Tuesday, May 08, 2007
Tempting Reading: SUGAR DADDY by Lisa Kleypas
It was with a certain amount of trepidation that I began reading Lisa Kleypas’ Sugar Daddy. You see, she’s one of my favorite romance writers in the historical genre while Sugar Daddy is her first contemporary romance. Not that I have a preference for one time period over the other (after all, I write contemporaries myself). It’s just that historical authors don’t always transition well to such a different period and tone.
I shouldn’t have worried. Sugar Daddy has everything I adore in Lisa’s novels: characters that leap off the page, emotion, warmth, charm, and an addictive story line. She adds something new in this novel: Texas, a place she knows and loves. The sense of place and how it affects the people who live there is a powerful addition to an already great story.

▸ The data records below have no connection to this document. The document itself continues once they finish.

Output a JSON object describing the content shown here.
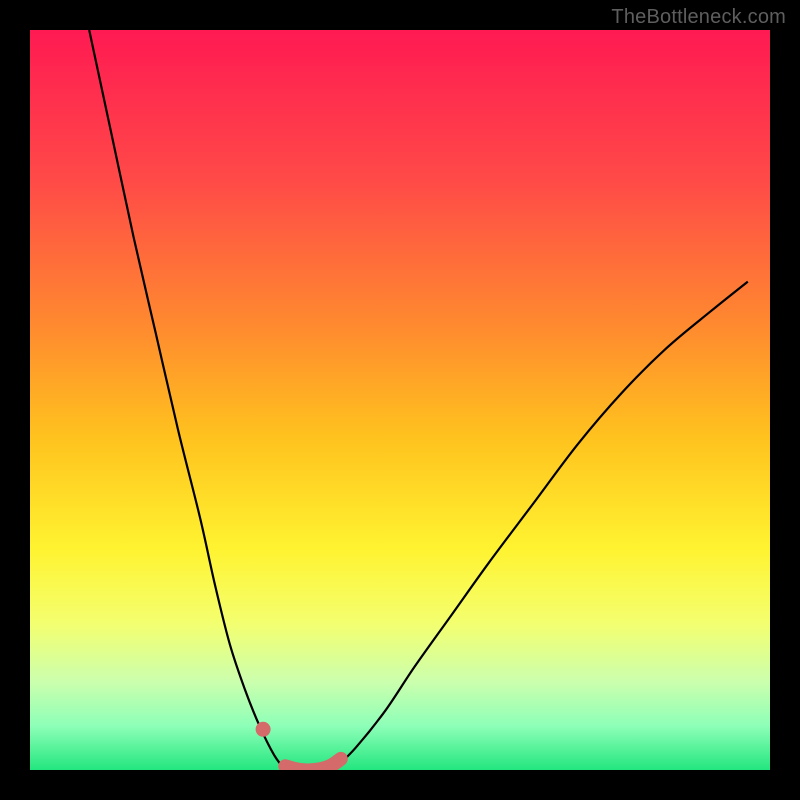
{
  "watermark": "TheBottleneck.com",
  "chart_data": {
    "type": "line",
    "title": "",
    "xlabel": "",
    "ylabel": "",
    "xlim": [
      0,
      100
    ],
    "ylim": [
      0,
      100
    ],
    "grid": false,
    "legend": false,
    "annotations": [],
    "background_gradient": {
      "stops": [
        {
          "t": 0.0,
          "color": "#ff1a52"
        },
        {
          "t": 0.2,
          "color": "#ff4948"
        },
        {
          "t": 0.4,
          "color": "#ff8a2f"
        },
        {
          "t": 0.55,
          "color": "#ffc21e"
        },
        {
          "t": 0.7,
          "color": "#fff330"
        },
        {
          "t": 0.8,
          "color": "#f4ff6e"
        },
        {
          "t": 0.88,
          "color": "#ccffad"
        },
        {
          "t": 0.94,
          "color": "#8effb8"
        },
        {
          "t": 1.0,
          "color": "#23e67f"
        }
      ]
    },
    "series": [
      {
        "name": "left-curve",
        "type": "line",
        "x": [
          8,
          11,
          14,
          17,
          20,
          23,
          25,
          27,
          29,
          31,
          33,
          34.5
        ],
        "values": [
          100,
          86,
          72,
          59,
          46,
          34,
          25,
          17,
          11,
          6,
          2,
          0
        ]
      },
      {
        "name": "right-curve",
        "type": "line",
        "x": [
          41,
          44,
          48,
          52,
          57,
          62,
          68,
          74,
          80,
          86,
          92,
          97
        ],
        "values": [
          0,
          3,
          8,
          14,
          21,
          28,
          36,
          44,
          51,
          57,
          62,
          66
        ]
      },
      {
        "name": "valley-marker",
        "type": "scatter",
        "x": [
          31.5,
          34.5,
          36.5,
          38.5,
          40.5,
          42
        ],
        "values": [
          5.5,
          0.5,
          0,
          0,
          0.5,
          1.5
        ]
      }
    ]
  }
}
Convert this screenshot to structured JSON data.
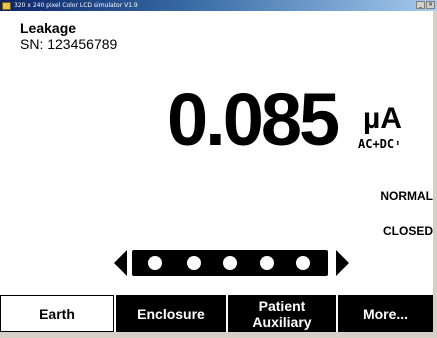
{
  "window": {
    "title": "320 x 240 pixel Color LCD simulator V1.9",
    "app_icon": "app-icon",
    "controls": [
      "minimize-icon",
      "close-icon"
    ],
    "minimize_glyph": "_",
    "close_glyph": "×",
    "accent_gradient": [
      "#0a246a",
      "#3a6ea5",
      "#a6caf0"
    ]
  },
  "header": {
    "measurement": "Leakage",
    "serial": "SN: 123456789"
  },
  "reading": {
    "value": "0.085",
    "unit": "µA",
    "coupling": "AC+DC",
    "coupling_icon": "up-down-arrows-icon",
    "coupling_glyph": "⬍"
  },
  "status": {
    "polarity": "NORMAL",
    "neutral": "CLOSED"
  },
  "selector": {
    "positions": 5,
    "left_icon": "left-arrow-icon",
    "right_icon": "right-arrow-icon"
  },
  "softkeys": [
    {
      "label": "Earth",
      "active": true
    },
    {
      "label": "Enclosure",
      "active": false
    },
    {
      "label": "Patient\nAuxiliary",
      "active": false
    },
    {
      "label": "More...",
      "active": false
    }
  ],
  "colors": {
    "background": "#ffffff",
    "foreground": "#000000",
    "softkey_active_bg": "#ffffff",
    "softkey_inactive_bg": "#000000"
  }
}
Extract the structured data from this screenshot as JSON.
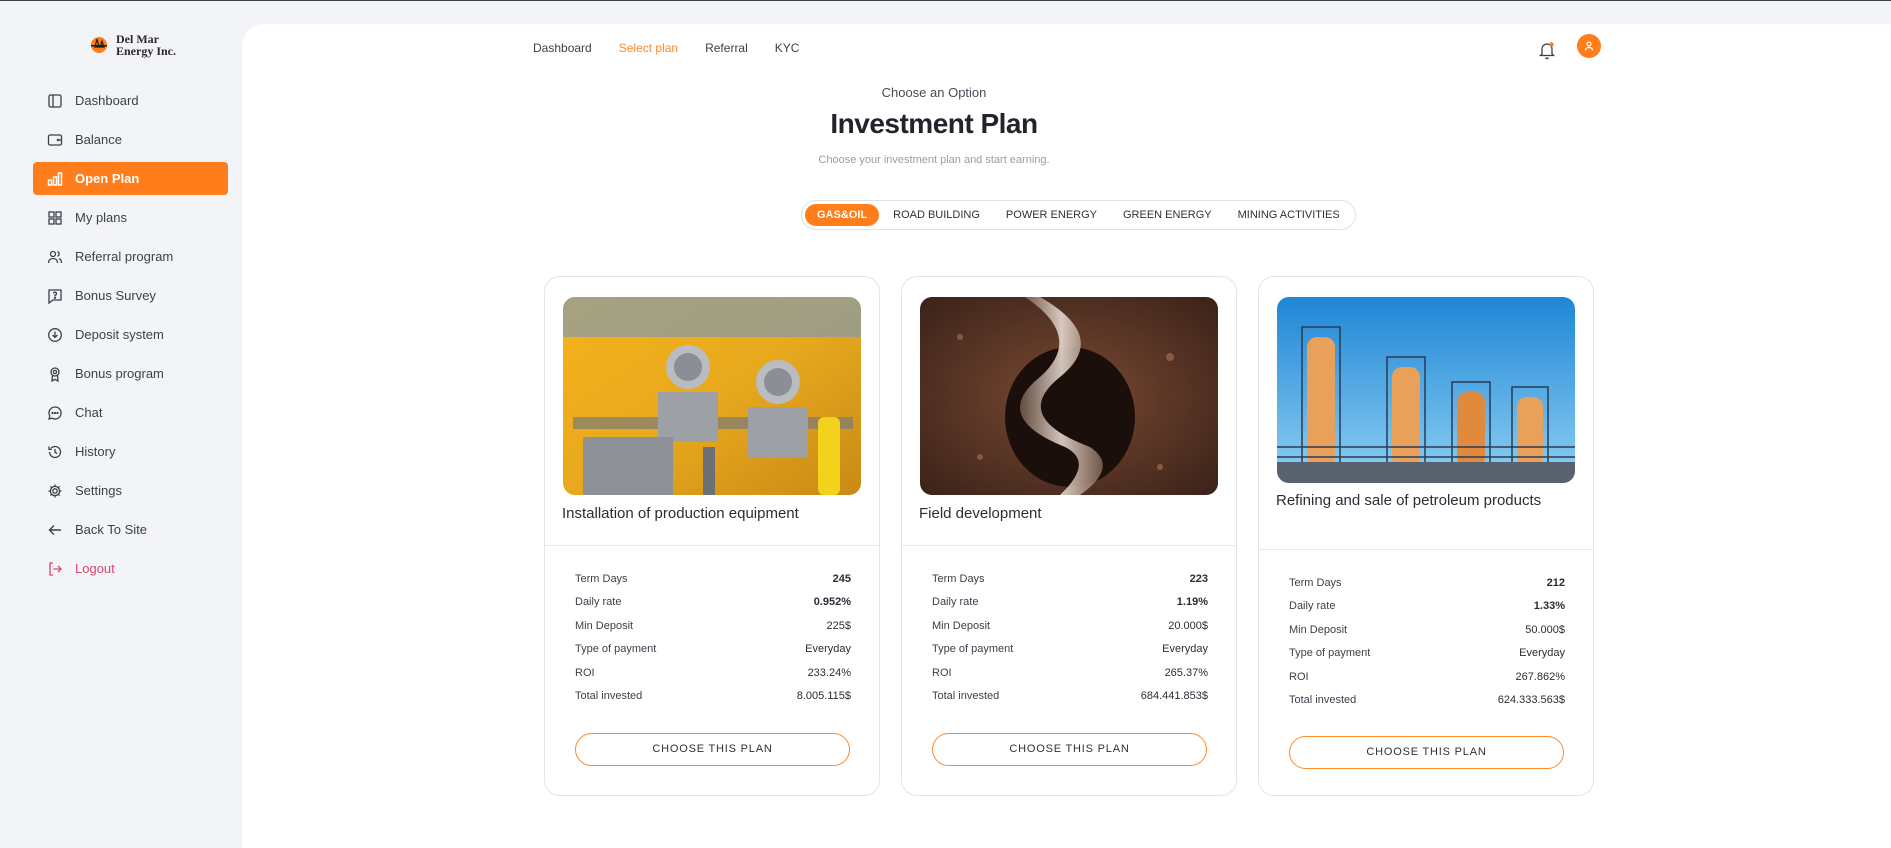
{
  "brand": {
    "name_line1": "Del Mar",
    "name_line2": "Energy Inc."
  },
  "colors": {
    "accent": "#ff7d1a",
    "logout": "#e0466b",
    "sidebar_bg": "#f3f4f7"
  },
  "sidebar": {
    "items": [
      {
        "label": "Dashboard",
        "icon": "layout-icon"
      },
      {
        "label": "Balance",
        "icon": "wallet-icon"
      },
      {
        "label": "Open Plan",
        "icon": "bar-chart-icon",
        "active": true
      },
      {
        "label": "My plans",
        "icon": "grid-icon"
      },
      {
        "label": "Referral program",
        "icon": "users-icon"
      },
      {
        "label": "Bonus Survey",
        "icon": "question-icon"
      },
      {
        "label": "Deposit system",
        "icon": "download-circle-icon"
      },
      {
        "label": "Bonus program",
        "icon": "award-icon"
      },
      {
        "label": "Chat",
        "icon": "chat-icon"
      },
      {
        "label": "History",
        "icon": "history-icon"
      },
      {
        "label": "Settings",
        "icon": "gear-icon"
      },
      {
        "label": "Back To Site",
        "icon": "arrow-left-icon"
      },
      {
        "label": "Logout",
        "icon": "logout-icon"
      }
    ]
  },
  "topnav": {
    "items": [
      "Dashboard",
      "Select plan",
      "Referral",
      "KYC"
    ],
    "active": "Select plan"
  },
  "header": {
    "subtitle": "Choose an Option",
    "title": "Investment Plan",
    "description": "Choose your investment plan and start earning."
  },
  "tabs": [
    "GAS&OIL",
    "ROAD BUILDING",
    "POWER ENERGY",
    "GREEN ENERGY",
    "MINING ACTIVITIES"
  ],
  "stat_labels": [
    "Term Days",
    "Daily rate",
    "Min Deposit",
    "Type of payment",
    "ROI",
    "Total invested"
  ],
  "plans": [
    {
      "title": "Installation of production equipment",
      "values": [
        "245",
        "0.952%",
        "225$",
        "Everyday",
        "233.24%",
        "8.005.115$"
      ],
      "button": "CHOOSE THIS PLAN"
    },
    {
      "title": "Field development",
      "values": [
        "223",
        "1.19%",
        "20.000$",
        "Everyday",
        "265.37%",
        "684.441.853$"
      ],
      "button": "CHOOSE THIS PLAN"
    },
    {
      "title": "Refining and sale of petroleum products",
      "values": [
        "212",
        "1.33%",
        "50.000$",
        "Everyday",
        "267.862%",
        "624.333.563$"
      ],
      "button": "CHOOSE THIS PLAN"
    }
  ]
}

Sugar Daddy is not a romance in the classic definition of the word. It begins when the heroine Liberty Jones is barely a teenager. Her father’s dead and her mother has just moved the two of them to a dismal trailer park in Welcome, Texas. Here Liberty meets Hardy Cates, a troubled young man who becomes her idol. Hardy is smart enough to know that he needs to get out of Welcome or he’ll be sucked into the same downward spiral his father was. So despite his love for her, he leaves Liberty behind.
Liberty is a heroine you root for all the way out of the trailer park, through beauty school and on to her strange new life as assistant to billionaire Churchill Travis. Through it all, Liberty cares for her baby sister Carrington and never forgets Hardy. That is, until she meets Churchill’s eldest son Gage. Then her loyalties are divided to the breaking point.
Liberty’s voice carries the book: she’s smart, funny, spunky and a shrewd observer of her fellow human beings. Comments like “Hair is serious business in Houston” make you howl. Her down-to-earth common sense gets her through many a tricky situation. She’s someone you want to spend a lot of time with and yet you find yourself racing to the end of her story because it’s such a great ride.
So, fear not, Lisa Kleypas is as great in the 21st century as she is in the 19th!
What other great books are folks reading these days? Now that I've finished Sugar Daddy I need another good read.